=== Section Start ===
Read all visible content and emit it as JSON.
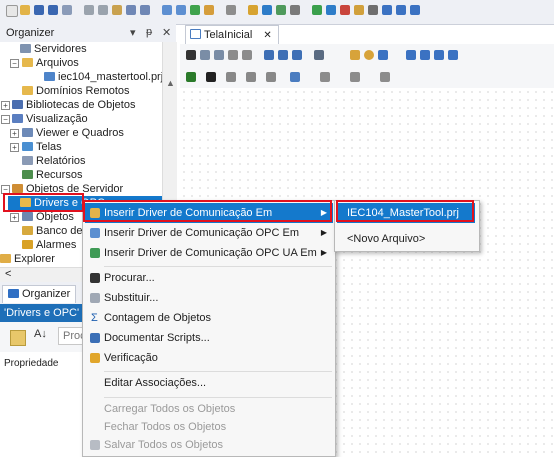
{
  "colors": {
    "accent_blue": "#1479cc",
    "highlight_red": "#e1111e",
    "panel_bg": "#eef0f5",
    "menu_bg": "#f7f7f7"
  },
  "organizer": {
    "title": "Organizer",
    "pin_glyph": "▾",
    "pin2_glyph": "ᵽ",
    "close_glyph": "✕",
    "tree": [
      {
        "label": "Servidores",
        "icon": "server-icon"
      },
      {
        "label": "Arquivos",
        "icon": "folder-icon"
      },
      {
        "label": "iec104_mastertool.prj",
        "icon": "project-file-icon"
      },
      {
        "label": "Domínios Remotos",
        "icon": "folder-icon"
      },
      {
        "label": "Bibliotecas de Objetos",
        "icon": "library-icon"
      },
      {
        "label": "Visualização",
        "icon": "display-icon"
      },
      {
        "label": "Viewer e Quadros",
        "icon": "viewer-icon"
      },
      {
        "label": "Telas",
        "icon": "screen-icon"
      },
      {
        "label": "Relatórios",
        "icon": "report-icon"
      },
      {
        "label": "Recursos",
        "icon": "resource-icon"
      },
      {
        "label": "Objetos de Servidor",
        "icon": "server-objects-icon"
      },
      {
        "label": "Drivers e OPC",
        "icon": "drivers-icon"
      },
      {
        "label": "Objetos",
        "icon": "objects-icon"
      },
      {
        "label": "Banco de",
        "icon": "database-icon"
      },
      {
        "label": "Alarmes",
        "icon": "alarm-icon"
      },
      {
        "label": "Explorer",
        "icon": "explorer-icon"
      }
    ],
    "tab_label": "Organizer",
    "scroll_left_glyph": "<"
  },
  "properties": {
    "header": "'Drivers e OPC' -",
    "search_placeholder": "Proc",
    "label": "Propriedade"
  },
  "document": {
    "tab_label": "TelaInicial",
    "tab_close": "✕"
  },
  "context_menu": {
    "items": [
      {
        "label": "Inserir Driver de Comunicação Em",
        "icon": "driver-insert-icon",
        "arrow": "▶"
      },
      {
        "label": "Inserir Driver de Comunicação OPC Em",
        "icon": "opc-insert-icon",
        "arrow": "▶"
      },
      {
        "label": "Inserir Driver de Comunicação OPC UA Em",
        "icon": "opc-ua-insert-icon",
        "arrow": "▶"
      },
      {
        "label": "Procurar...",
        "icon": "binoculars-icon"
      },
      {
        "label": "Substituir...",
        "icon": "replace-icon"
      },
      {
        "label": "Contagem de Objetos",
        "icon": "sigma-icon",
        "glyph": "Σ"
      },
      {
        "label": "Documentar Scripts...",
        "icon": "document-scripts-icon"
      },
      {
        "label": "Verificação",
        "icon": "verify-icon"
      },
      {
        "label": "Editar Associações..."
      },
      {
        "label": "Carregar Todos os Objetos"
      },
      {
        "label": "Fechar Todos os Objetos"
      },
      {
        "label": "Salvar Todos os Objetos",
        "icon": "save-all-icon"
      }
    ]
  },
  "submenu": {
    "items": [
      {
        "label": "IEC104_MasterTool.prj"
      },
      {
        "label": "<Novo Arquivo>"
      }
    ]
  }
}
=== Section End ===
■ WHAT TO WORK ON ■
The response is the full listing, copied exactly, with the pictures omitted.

■ ANSWER SPACE ■
Read all visible content and emit it as JSON.
{
  "colors": {
    "accent_blue": "#1479cc",
    "highlight_red": "#e1111e",
    "panel_bg": "#eef0f5",
    "menu_bg": "#f7f7f7"
  },
  "organizer": {
    "title": "Organizer",
    "pin_glyph": "▾",
    "pin2_glyph": "ᵽ",
    "close_glyph": "✕",
    "tree": [
      {
        "label": "Servidores",
        "icon": "server-icon"
      },
      {
        "label": "Arquivos",
        "icon": "folder-icon"
      },
      {
        "label": "iec104_mastertool.prj",
        "icon": "project-file-icon"
      },
      {
        "label": "Domínios Remotos",
        "icon": "folder-icon"
      },
      {
        "label": "Bibliotecas de Objetos",
        "icon": "library-icon"
      },
      {
        "label": "Visualização",
        "icon": "display-icon"
      },
      {
        "label": "Viewer e Quadros",
        "icon": "viewer-icon"
      },
      {
        "label": "Telas",
        "icon": "screen-icon"
      },
      {
        "label": "Relatórios",
        "icon": "report-icon"
      },
      {
        "label": "Recursos",
        "icon": "resource-icon"
      },
      {
        "label": "Objetos de Servidor",
        "icon": "server-objects-icon"
      },
      {
        "label": "Drivers e OPC",
        "icon": "drivers-icon"
      },
      {
        "label": "Objetos",
        "icon": "objects-icon"
      },
      {
        "label": "Banco de",
        "icon": "database-icon"
      },
      {
        "label": "Alarmes",
        "icon": "alarm-icon"
      },
      {
        "label": "Explorer",
        "icon": "explorer-icon"
      }
    ],
    "tab_label": "Organizer",
    "scroll_left_glyph": "<"
  },
  "properties": {
    "header": "'Drivers e OPC' -",
    "search_placeholder": "Proc",
    "label": "Propriedade"
  },
  "document": {
    "tab_label": "TelaInicial",
    "tab_close": "✕"
  },
  "context_menu": {
    "items": [
      {
        "label": "Inserir Driver de Comunicação Em",
        "icon": "driver-insert-icon",
        "arrow": "▶"
      },
      {
        "label": "Inserir Driver de Comunicação OPC Em",
        "icon": "opc-insert-icon",
        "arrow": "▶"
      },
      {
        "label": "Inserir Driver de Comunicação OPC UA Em",
        "icon": "opc-ua-insert-icon",
        "arrow": "▶"
      },
      {
        "label": "Procurar...",
        "icon": "binoculars-icon"
      },
      {
        "label": "Substituir...",
        "icon": "replace-icon"
      },
      {
        "label": "Contagem de Objetos",
        "icon": "sigma-icon",
        "glyph": "Σ"
      },
      {
        "label": "Documentar Scripts...",
        "icon": "document-scripts-icon"
      },
      {
        "label": "Verificação",
        "icon": "verify-icon"
      },
      {
        "label": "Editar Associações..."
      },
      {
        "label": "Carregar Todos os Objetos"
      },
      {
        "label": "Fechar Todos os Objetos"
      },
      {
        "label": "Salvar Todos os Objetos",
        "icon": "save-all-icon"
      }
    ]
  },
  "submenu": {
    "items": [
      {
        "label": "IEC104_MasterTool.prj"
      },
      {
        "label": "<Novo Arquivo>"
      }
    ]
  }
}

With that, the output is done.